▶ TASK STATEMENT
List each line of the data that holds the string "icon", please.

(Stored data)
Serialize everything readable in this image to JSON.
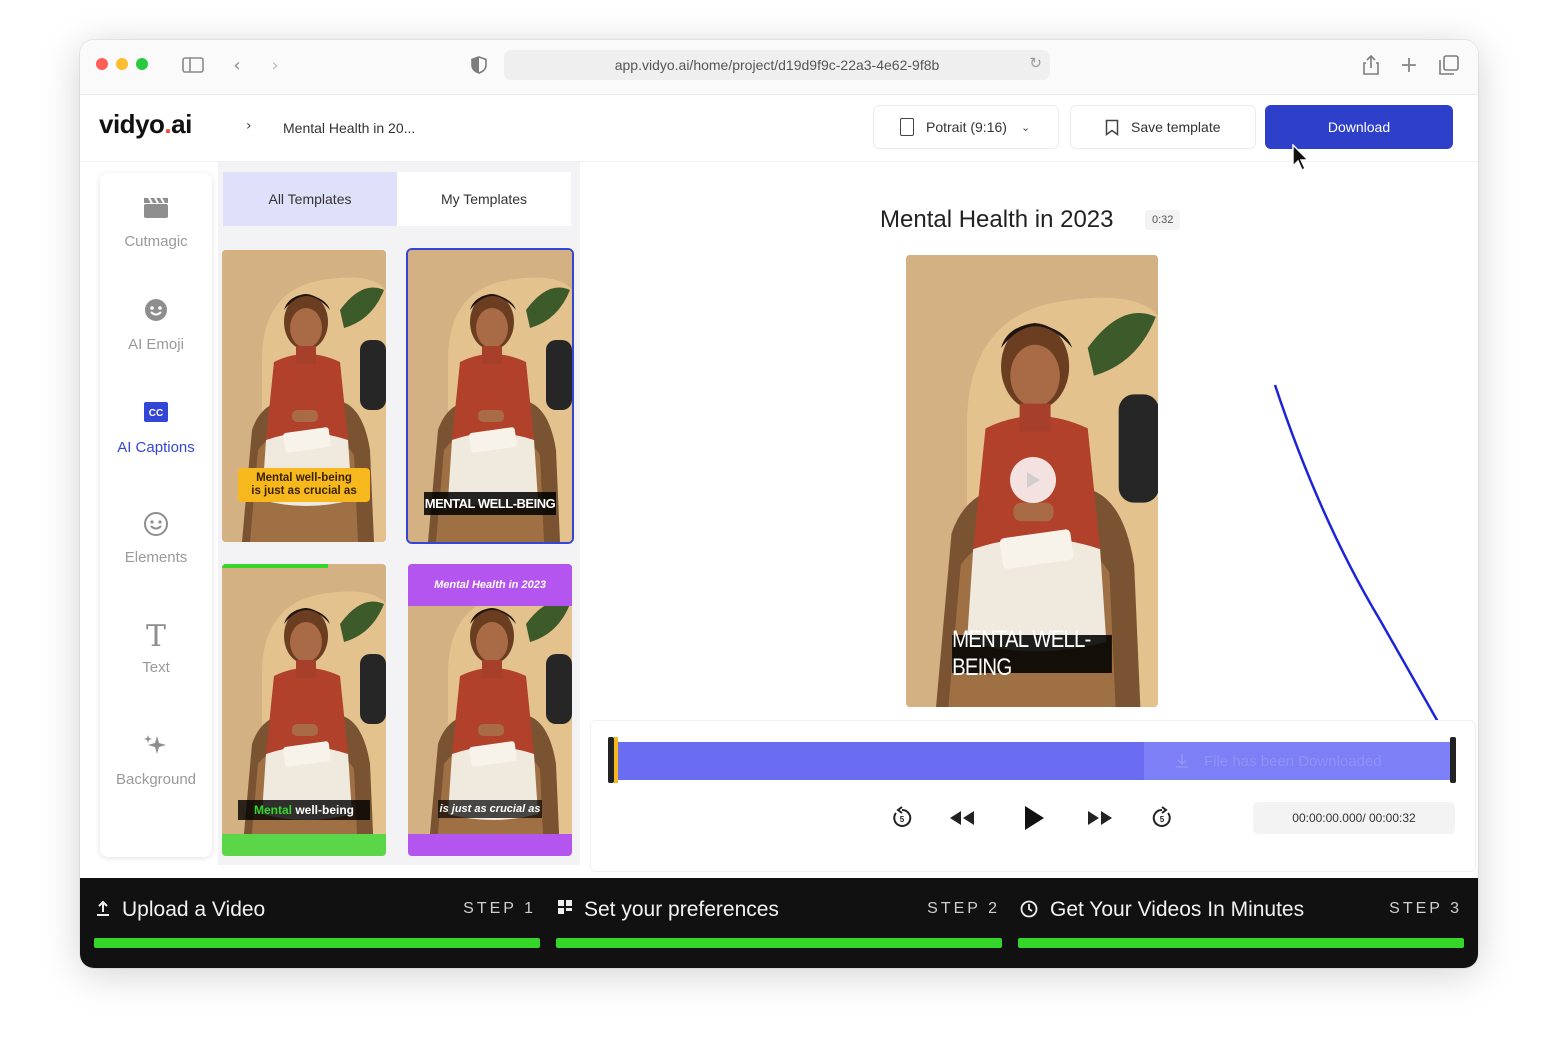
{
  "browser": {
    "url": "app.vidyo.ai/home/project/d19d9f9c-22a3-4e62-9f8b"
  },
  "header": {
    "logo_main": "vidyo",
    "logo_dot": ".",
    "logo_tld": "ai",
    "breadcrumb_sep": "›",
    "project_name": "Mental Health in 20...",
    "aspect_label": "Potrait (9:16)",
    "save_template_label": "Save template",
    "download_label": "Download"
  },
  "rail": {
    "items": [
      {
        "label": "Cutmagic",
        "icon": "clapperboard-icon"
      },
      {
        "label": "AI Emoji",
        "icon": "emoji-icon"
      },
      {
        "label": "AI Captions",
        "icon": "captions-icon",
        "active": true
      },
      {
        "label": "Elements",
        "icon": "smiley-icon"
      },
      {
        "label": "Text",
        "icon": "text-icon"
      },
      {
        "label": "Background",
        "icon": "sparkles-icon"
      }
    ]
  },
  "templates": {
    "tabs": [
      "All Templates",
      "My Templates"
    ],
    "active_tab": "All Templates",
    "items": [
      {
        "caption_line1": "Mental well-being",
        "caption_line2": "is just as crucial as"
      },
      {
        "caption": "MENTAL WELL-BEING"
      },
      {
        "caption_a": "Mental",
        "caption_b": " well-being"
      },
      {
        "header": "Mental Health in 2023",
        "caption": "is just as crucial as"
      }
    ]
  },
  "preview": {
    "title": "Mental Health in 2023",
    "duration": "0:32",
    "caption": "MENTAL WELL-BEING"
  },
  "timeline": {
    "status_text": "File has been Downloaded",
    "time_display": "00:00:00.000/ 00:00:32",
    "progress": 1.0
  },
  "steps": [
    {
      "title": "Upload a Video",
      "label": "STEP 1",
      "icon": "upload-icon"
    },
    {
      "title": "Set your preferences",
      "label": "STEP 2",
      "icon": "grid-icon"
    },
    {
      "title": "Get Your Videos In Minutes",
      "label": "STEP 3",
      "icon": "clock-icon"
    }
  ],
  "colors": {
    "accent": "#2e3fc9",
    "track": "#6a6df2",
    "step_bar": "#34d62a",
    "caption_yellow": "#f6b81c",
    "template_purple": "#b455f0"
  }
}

▶ SOLUTION FOR THIS PROBLEM
        "icon": "clapperboard-icon"
        "icon": "emoji-icon"
        "icon": "captions-icon",
        "icon": "smiley-icon"
        "icon": "text-icon"
        "icon": "sparkles-icon"
      "icon": "upload-icon"
      "icon": "grid-icon"
      "icon": "clock-icon"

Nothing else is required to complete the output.